Yeah, that’s a total lie.  My destination of choice has always been “traditionally published YA author.”  I want my book on the shelves of the bookstores that remain, and to be available through Amazon.
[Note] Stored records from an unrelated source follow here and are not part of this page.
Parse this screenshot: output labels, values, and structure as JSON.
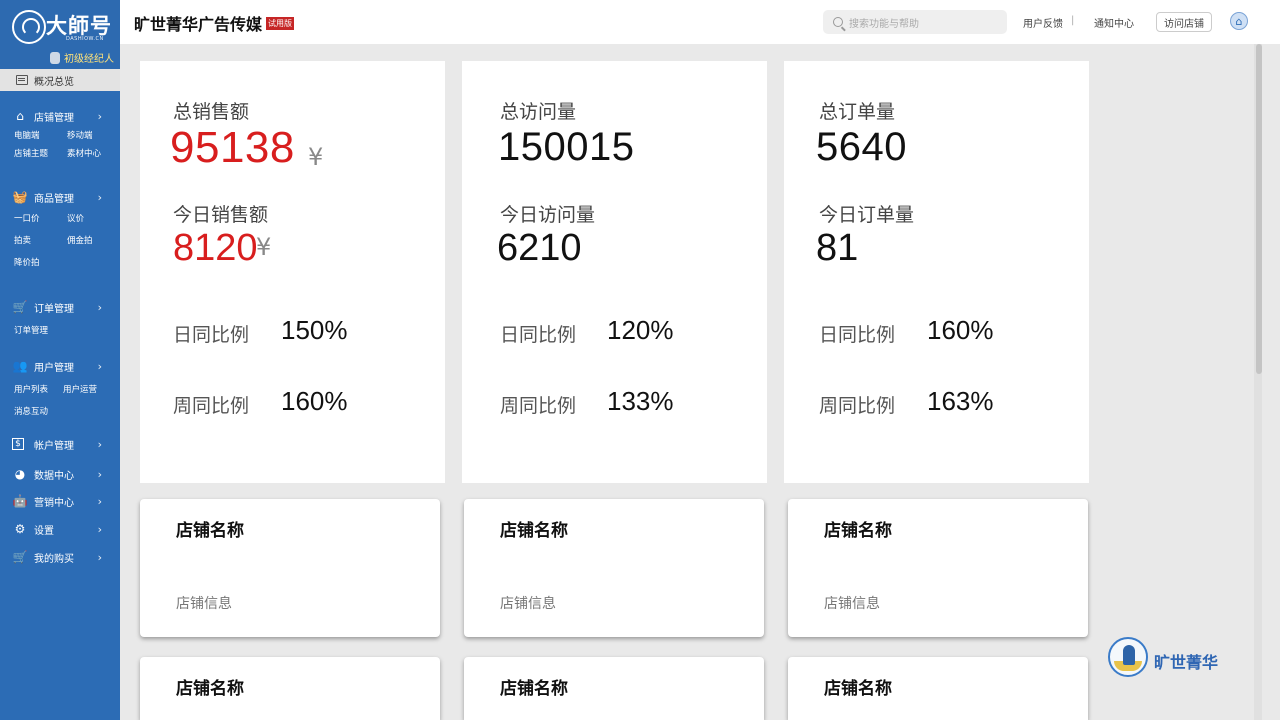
{
  "sidebar": {
    "logo_text": "大師号",
    "logo_sub": "DASHIOW.CN",
    "role": "初级经纪人",
    "overview": "概况总览",
    "groups": [
      {
        "label": "店铺管理",
        "items": [
          "电脑端",
          "移动端",
          "店铺主题",
          "素材中心"
        ]
      },
      {
        "label": "商品管理",
        "items": [
          "一口价",
          "议价",
          "拍卖",
          "佣金拍",
          "降价拍"
        ]
      },
      {
        "label": "订单管理",
        "items": [
          "订单管理"
        ]
      },
      {
        "label": "用户管理",
        "items": [
          "用户列表",
          "用户运营",
          "消息互动"
        ]
      },
      {
        "label": "帐户管理",
        "items": []
      },
      {
        "label": "数据中心",
        "items": []
      },
      {
        "label": "营销中心",
        "items": []
      },
      {
        "label": "设置",
        "items": []
      },
      {
        "label": "我的购买",
        "items": []
      }
    ]
  },
  "header": {
    "brand": "旷世菁华广告传媒",
    "trial_badge": "试用版",
    "search_placeholder": "搜索功能与帮助",
    "feedback": "用户反馈",
    "notifications": "通知中心",
    "visit_store": "访问店铺"
  },
  "stats": [
    {
      "total_label": "总销售额",
      "total_value": "95138",
      "total_unit": "¥",
      "today_label": "今日销售额",
      "today_value": "8120",
      "today_unit": "¥",
      "day_label": "日同比例",
      "day_value": "150%",
      "week_label": "周同比例",
      "week_value": "160%"
    },
    {
      "total_label": "总访问量",
      "total_value": "150015",
      "today_label": "今日访问量",
      "today_value": "6210",
      "day_label": "日同比例",
      "day_value": "120%",
      "week_label": "周同比例",
      "week_value": "133%"
    },
    {
      "total_label": "总订单量",
      "total_value": "5640",
      "today_label": "今日订单量",
      "today_value": "81",
      "day_label": "日同比例",
      "day_value": "160%",
      "week_label": "周同比例",
      "week_value": "163%"
    }
  ],
  "shops": [
    {
      "name": "店铺名称",
      "info": "店铺信息"
    },
    {
      "name": "店铺名称",
      "info": "店铺信息"
    },
    {
      "name": "店铺名称",
      "info": "店铺信息"
    },
    {
      "name": "店铺名称"
    },
    {
      "name": "店铺名称"
    },
    {
      "name": "店铺名称"
    }
  ],
  "watermark": "旷世菁华",
  "colors": {
    "sidebar": "#2c6cb5",
    "accent_red": "#d81e1e",
    "trial_badge": "#c62626"
  }
}
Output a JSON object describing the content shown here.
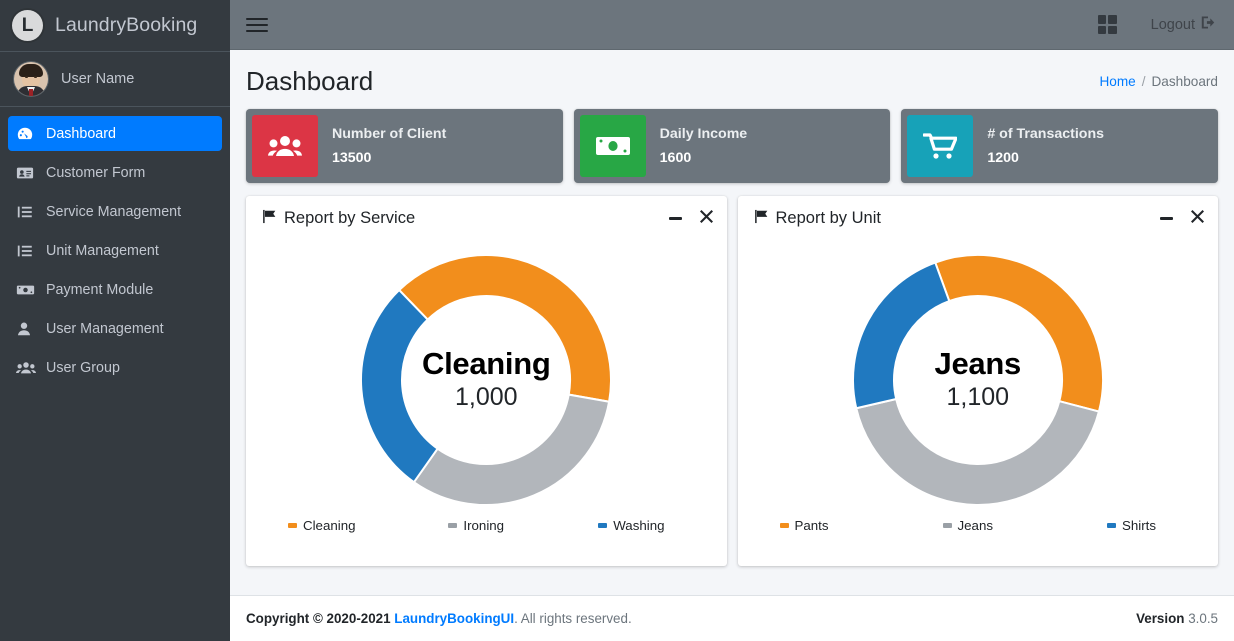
{
  "brand": {
    "logo_letter": "L",
    "title": "LaundryBooking"
  },
  "user_panel": {
    "name": "User Name",
    "avatar_icon": "user-avatar-photo"
  },
  "sidebar": {
    "items": [
      {
        "label": "Dashboard",
        "icon": "tachometer-icon",
        "active": true
      },
      {
        "label": "Customer Form",
        "icon": "id-card-icon",
        "active": false
      },
      {
        "label": "Service Management",
        "icon": "list-icon",
        "active": false
      },
      {
        "label": "Unit Management",
        "icon": "list-icon",
        "active": false
      },
      {
        "label": "Payment Module",
        "icon": "money-bill-icon",
        "active": false
      },
      {
        "label": "User Management",
        "icon": "user-icon",
        "active": false
      },
      {
        "label": "User Group",
        "icon": "users-icon",
        "active": false
      }
    ]
  },
  "topbar": {
    "menu_icon": "hamburger-icon",
    "grid_icon": "th-large-icon",
    "logout_label": "Logout",
    "logout_icon": "sign-out-icon"
  },
  "content_header": {
    "title": "Dashboard",
    "breadcrumb": {
      "home": "Home",
      "separator": "/",
      "current": "Dashboard"
    }
  },
  "stats": [
    {
      "label": "Number of Client",
      "value": "13500",
      "color": "#dc3545",
      "icon": "users-icon"
    },
    {
      "label": "Daily Income",
      "value": "1600",
      "color": "#28a745",
      "icon": "money-bill-icon"
    },
    {
      "label": "# of Transactions",
      "value": "1200",
      "color": "#17a2b8",
      "icon": "shopping-cart-icon"
    }
  ],
  "cards": [
    {
      "title": "Report by Service",
      "flag_icon": "flag-icon",
      "minimize_icon": "minus-icon",
      "close_icon": "times-icon"
    },
    {
      "title": "Report by Unit",
      "flag_icon": "flag-icon",
      "minimize_icon": "minus-icon",
      "close_icon": "times-icon"
    }
  ],
  "chart_data": [
    {
      "type": "pie",
      "variant": "donut",
      "title": "Report by Service",
      "center_label": "Cleaning",
      "center_value": "1,000",
      "labels": [
        "Cleaning",
        "Ironing",
        "Washing"
      ],
      "values": [
        1000,
        800,
        700
      ],
      "colors": [
        "#f28e1c",
        "#b2b6bb",
        "#2079c0"
      ],
      "start_angle_deg": -44,
      "legend_position": "bottom",
      "grid": false
    },
    {
      "type": "pie",
      "variant": "donut",
      "title": "Report by Unit",
      "center_label": "Jeans",
      "center_value": "1,100",
      "labels": [
        "Pants",
        "Jeans",
        "Shirts"
      ],
      "values": [
        900,
        1100,
        600
      ],
      "colors": [
        "#f28e1c",
        "#b2b6bb",
        "#2079c0"
      ],
      "start_angle_deg": -20,
      "legend_position": "bottom",
      "grid": false
    }
  ],
  "footer": {
    "copyright_prefix": "Copyright © 2020-2021 ",
    "brand_link": "LaundryBookingUI",
    "copyright_suffix": ". All rights reserved.",
    "version_label": "Version",
    "version_number": "3.0.5"
  }
}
I want to go speak to classrooms on writing and do book tours.  I want teens to send me e-mails about how much they love my characters.

But the one thing I learned a little over a decade ago, through fellow writer and teacher and best friend Joyce Sweeney, is that rarely happens overnight.  I was in her Thursday night critique group for a long time before it disbanded, and the biggest takeaway I had was PERSEVERANCE.  This industry is HARD.  It can take, Joyce suggested, ten YEARS to get an agent/book deal/etc.  And a lot of people don’t want to hear that, nor accept it, and they quit trying or they decide to self-publish.  And while I have nothing against GOOD writing being self-published (sadly, a high percentage of self-publishing does NOT fall into that category), I was determined that if I didn’t traditionally pub my YA, I would not publish it at all.

So while Your Mileage May Vary, my journey to this point has taken about ten years.  Once upon a time, I went to a panel on why boys don’t read.  It was mostly aimed at librarians and teachers, and I fall into the second category.  Two of the speakers that day were Joyce Sweeney and Alexandra Flinn.  While getting my copy of Breathing Underwater signed by Alexandra, I mentioned that someday, I’d like to be on her side of the table.  She wrote a web address on her business card and handed it to me.  She said if I was serious, this was the best organization to be a part of.  So the next day, I joined SCBWI (the Society of Children’s Book Writers and Illustrators).

And I kept writing.  And I went to conferences, which scared me to death.  I’m an introvert recovering from low self-esteem, so it was really intimidating to be around and talk to published authors.  My first conference critique netted me a fan – author Gaby Triana – who offered to look at a revision and, if she liked it, pass on a recommendation to her agent.  I thought that was IT! Connection made, my book would be published!  Ultimately, her agent at the time passed on my book, but it didn’t stop me.

I kept writing.  I kept going to conferences, and workshops, and learning and writing and schmoozing and everything you do to try to break in to the business.  I actually became FRIENDS with Alexandra Flinn.  She critiqued one of my manuscripts at a conference and really liked it.  That manuscript got a revision request from an agent, who helped me realize the book was trying to go two different directions.  Shelved and moved on.

Rejections are a part of the business, and as much as they hurt, every no is one step closer to a yes.  My next foray into securing an agent was almost successful as well – except the book I was pitching had a character dying from leukemia, and John Green had just released The Fault in Our Stars – no one wanted “sick lit.”

Back to the drawing board.  More writing, more workshops, more conferences.

Sold My Soul to Rock and Roll is the book of my heart, more than any other I’ve written to date.  And I went through a couple of rounds with agents who liked it, but didn’t love it.  My current agent took over a year to offer representation.  She requested the full, suggested revisions, and offered to look at it again if I chose to revise.  I did, and resubmitted, and she’s now my agent.

It took about TEN YEARS.  Ten years, five books, countless workshops.  And I’m still not at the destination.  Getting the agent is one step on the path.  Now, I have to revise the book one more time, work with my agent on a business proposal to present to publishers, and wait.

But while I wait, I must keep writing.  Because writing, after all, is a journey.